*** Provided data Section Begins ***

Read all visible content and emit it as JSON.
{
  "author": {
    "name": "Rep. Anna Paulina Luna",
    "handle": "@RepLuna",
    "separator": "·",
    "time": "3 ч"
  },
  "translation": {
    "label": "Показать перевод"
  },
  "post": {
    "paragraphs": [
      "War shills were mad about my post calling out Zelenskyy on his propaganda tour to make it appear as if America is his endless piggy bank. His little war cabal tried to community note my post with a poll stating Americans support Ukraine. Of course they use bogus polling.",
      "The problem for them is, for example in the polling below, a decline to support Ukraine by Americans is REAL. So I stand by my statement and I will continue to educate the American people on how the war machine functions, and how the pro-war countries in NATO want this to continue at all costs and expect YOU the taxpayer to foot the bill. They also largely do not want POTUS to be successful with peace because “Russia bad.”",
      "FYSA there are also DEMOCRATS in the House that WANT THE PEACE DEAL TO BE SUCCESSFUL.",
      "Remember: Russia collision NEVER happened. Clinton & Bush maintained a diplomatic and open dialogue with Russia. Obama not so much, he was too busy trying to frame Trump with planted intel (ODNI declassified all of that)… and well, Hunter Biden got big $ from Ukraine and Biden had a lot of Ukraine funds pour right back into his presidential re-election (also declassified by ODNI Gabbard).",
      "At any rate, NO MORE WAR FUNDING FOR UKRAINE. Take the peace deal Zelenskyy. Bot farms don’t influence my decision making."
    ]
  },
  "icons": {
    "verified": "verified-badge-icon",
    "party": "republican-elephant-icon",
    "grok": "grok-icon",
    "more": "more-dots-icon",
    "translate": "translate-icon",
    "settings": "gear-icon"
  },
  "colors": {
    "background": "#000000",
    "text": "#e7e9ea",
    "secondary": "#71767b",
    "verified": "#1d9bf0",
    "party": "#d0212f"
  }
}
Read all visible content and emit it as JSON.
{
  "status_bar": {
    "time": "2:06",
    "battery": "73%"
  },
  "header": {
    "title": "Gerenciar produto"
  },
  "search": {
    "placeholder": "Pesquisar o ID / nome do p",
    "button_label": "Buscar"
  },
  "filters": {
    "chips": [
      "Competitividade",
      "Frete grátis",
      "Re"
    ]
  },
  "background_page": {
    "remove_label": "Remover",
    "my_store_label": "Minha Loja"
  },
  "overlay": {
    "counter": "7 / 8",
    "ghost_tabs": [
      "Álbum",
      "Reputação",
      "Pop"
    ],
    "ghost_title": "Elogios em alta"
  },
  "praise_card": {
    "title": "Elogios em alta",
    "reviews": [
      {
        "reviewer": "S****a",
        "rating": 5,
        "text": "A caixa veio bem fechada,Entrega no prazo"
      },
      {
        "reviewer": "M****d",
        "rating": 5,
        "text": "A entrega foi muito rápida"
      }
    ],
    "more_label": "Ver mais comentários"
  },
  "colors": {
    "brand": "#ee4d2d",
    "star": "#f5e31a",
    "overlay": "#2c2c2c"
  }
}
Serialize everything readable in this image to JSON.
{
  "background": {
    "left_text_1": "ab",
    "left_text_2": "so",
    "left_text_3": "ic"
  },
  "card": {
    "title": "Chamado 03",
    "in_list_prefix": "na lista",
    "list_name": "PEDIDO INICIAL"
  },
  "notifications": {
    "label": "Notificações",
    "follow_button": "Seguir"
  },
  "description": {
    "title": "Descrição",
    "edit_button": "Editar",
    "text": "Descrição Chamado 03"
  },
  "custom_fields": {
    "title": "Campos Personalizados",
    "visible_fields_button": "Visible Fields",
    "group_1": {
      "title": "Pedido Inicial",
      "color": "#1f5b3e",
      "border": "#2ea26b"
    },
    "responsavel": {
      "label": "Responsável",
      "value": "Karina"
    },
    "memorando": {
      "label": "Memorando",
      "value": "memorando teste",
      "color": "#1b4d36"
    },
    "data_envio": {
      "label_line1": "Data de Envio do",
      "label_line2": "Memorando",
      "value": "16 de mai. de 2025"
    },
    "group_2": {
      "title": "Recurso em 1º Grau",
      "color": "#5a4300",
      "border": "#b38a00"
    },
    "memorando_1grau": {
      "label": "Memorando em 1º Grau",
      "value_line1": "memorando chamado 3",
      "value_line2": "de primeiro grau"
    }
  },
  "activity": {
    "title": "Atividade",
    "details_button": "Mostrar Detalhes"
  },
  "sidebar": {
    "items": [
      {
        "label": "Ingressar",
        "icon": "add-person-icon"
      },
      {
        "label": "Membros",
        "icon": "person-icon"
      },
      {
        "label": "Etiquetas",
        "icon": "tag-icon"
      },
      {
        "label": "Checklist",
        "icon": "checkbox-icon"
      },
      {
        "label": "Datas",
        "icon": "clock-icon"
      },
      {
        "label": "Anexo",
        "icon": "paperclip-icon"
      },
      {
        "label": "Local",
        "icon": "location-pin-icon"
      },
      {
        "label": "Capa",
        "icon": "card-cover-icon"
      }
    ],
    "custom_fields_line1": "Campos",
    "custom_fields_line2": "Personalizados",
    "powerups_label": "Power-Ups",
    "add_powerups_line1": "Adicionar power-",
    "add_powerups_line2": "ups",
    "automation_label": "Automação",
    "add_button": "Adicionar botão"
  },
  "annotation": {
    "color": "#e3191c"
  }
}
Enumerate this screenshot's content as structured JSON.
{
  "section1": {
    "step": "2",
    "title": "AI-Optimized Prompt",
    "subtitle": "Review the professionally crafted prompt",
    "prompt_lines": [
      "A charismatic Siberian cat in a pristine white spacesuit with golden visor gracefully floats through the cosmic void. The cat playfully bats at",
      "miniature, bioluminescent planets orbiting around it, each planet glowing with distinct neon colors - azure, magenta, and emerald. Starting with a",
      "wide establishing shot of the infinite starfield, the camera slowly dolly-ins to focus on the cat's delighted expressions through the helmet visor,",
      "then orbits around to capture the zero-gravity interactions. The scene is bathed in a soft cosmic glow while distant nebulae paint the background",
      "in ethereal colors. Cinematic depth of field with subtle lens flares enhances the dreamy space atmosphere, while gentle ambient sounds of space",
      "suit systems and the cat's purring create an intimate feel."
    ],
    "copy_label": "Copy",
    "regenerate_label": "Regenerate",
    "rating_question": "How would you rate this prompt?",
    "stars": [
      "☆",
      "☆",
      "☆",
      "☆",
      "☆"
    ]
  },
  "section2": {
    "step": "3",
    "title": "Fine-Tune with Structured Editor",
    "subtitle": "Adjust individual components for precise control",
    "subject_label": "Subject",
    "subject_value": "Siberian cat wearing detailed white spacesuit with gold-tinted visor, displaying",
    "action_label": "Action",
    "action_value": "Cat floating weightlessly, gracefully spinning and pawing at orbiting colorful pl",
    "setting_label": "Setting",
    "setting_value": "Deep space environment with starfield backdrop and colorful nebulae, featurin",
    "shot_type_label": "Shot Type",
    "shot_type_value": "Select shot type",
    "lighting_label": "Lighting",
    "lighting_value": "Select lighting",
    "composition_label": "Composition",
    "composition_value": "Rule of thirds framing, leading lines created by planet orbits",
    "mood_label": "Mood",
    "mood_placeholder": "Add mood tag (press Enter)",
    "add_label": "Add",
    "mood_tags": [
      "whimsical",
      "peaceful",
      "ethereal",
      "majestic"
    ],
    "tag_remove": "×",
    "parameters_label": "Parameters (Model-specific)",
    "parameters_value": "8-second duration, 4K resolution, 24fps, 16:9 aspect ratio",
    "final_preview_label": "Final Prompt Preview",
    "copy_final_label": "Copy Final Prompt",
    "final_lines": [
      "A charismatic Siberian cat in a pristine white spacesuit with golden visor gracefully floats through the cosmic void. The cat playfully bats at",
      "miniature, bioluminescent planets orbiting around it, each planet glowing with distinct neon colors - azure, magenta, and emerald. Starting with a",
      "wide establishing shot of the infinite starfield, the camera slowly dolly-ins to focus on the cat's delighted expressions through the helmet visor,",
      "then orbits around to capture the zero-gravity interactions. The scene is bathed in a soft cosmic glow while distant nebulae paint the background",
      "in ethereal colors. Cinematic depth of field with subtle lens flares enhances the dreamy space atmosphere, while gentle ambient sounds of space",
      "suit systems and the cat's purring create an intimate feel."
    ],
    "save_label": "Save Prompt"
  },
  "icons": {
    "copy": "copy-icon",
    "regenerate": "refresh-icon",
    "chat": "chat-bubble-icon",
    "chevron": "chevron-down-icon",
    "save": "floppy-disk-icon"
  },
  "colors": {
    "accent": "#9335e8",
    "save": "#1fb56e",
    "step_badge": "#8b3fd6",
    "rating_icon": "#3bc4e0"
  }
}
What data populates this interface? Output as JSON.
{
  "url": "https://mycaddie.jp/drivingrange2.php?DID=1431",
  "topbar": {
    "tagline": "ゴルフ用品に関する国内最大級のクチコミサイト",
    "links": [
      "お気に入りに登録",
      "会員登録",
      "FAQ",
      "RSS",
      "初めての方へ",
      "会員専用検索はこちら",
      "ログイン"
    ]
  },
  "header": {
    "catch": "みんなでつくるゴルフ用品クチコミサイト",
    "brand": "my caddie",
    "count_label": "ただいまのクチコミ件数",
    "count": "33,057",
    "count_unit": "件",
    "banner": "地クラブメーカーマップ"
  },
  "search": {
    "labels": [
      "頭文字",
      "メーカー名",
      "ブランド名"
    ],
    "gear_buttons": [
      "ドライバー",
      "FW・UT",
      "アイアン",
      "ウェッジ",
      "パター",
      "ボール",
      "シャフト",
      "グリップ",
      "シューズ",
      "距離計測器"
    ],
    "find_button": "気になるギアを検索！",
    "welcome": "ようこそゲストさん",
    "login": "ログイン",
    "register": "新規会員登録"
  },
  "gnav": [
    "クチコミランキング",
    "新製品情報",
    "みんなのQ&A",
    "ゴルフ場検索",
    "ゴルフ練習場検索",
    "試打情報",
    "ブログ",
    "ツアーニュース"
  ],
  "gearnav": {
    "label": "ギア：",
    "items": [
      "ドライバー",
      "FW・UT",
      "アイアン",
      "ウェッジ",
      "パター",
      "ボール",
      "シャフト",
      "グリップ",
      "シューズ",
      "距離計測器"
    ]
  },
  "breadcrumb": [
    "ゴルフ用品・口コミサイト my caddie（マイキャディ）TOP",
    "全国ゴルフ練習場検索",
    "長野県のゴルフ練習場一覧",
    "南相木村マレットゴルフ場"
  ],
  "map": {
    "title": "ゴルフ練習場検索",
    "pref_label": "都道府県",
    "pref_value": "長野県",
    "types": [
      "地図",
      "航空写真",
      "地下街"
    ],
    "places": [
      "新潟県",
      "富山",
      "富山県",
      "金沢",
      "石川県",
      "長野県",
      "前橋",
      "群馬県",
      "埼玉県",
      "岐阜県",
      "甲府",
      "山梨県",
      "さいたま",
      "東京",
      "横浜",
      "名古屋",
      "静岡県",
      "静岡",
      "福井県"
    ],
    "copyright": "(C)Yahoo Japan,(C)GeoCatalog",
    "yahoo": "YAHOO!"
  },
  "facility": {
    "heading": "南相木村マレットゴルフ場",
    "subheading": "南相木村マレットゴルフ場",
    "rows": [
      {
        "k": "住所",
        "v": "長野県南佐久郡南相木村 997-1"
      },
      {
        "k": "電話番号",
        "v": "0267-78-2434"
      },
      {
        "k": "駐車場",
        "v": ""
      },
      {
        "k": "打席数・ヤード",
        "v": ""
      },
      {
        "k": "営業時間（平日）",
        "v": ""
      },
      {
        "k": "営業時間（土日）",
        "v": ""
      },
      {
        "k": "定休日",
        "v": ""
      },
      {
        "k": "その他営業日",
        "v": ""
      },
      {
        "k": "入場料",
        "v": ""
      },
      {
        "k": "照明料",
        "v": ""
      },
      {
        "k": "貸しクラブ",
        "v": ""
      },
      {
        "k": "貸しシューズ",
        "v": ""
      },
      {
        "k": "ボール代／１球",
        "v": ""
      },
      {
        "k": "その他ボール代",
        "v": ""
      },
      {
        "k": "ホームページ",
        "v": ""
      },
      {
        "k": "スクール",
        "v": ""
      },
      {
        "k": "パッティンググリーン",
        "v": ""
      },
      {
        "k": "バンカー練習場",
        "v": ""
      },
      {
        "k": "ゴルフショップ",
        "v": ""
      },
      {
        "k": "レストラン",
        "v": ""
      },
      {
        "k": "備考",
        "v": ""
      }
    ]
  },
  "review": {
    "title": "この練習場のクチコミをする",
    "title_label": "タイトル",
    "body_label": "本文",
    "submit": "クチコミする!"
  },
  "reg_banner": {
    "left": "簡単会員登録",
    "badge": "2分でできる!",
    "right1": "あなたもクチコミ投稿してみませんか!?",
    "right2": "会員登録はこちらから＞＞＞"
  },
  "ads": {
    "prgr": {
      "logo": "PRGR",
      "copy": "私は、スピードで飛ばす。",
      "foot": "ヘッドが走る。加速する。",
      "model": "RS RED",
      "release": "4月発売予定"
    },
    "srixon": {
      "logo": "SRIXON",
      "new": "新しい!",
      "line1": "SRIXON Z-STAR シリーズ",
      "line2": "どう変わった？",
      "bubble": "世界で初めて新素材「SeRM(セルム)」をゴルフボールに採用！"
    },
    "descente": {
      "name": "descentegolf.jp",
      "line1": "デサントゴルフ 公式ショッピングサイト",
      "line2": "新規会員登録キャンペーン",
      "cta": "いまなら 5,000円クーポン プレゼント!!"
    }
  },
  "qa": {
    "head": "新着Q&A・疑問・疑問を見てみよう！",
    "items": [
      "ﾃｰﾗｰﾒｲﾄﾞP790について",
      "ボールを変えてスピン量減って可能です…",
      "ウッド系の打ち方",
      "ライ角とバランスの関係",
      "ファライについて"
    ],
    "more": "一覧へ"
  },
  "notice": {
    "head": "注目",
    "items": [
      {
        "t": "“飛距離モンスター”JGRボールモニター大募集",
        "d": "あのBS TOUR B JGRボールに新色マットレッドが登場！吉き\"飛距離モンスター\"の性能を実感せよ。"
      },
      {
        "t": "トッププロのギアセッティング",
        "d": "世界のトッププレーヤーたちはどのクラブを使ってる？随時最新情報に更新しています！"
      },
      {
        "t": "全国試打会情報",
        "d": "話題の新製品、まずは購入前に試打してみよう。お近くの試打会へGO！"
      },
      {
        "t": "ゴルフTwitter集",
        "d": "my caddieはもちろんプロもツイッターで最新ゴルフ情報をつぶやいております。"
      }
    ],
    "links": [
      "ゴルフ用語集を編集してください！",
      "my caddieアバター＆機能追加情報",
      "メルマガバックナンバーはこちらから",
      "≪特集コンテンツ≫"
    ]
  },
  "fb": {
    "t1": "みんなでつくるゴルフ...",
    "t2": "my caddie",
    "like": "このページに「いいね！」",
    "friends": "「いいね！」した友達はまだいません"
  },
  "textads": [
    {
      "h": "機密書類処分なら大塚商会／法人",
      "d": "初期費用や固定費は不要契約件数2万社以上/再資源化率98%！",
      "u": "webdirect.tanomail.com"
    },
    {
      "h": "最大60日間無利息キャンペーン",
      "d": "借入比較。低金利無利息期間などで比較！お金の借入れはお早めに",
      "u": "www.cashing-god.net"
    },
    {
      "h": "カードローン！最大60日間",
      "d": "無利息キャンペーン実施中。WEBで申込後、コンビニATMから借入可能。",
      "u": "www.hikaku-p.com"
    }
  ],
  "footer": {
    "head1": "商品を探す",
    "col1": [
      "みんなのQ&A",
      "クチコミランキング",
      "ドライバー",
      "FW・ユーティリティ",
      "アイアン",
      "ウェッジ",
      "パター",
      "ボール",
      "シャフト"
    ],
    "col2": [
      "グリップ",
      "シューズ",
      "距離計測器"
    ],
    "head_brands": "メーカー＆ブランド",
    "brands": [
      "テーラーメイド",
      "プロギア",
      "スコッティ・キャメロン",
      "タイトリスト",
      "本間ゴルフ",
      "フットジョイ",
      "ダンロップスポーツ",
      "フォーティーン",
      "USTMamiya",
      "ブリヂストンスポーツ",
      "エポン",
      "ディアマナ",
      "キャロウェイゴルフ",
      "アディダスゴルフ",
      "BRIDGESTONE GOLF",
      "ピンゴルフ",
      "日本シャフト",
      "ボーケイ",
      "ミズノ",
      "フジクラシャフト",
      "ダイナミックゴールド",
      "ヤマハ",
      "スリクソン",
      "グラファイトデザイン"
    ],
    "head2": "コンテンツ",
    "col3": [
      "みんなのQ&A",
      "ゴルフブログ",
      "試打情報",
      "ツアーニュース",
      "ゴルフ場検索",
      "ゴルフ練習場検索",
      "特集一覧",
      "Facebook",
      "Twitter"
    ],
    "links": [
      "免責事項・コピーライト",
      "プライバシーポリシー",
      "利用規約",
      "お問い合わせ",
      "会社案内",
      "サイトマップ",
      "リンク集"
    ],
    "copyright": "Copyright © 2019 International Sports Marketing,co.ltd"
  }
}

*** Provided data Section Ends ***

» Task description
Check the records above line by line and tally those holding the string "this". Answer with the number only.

» Result
5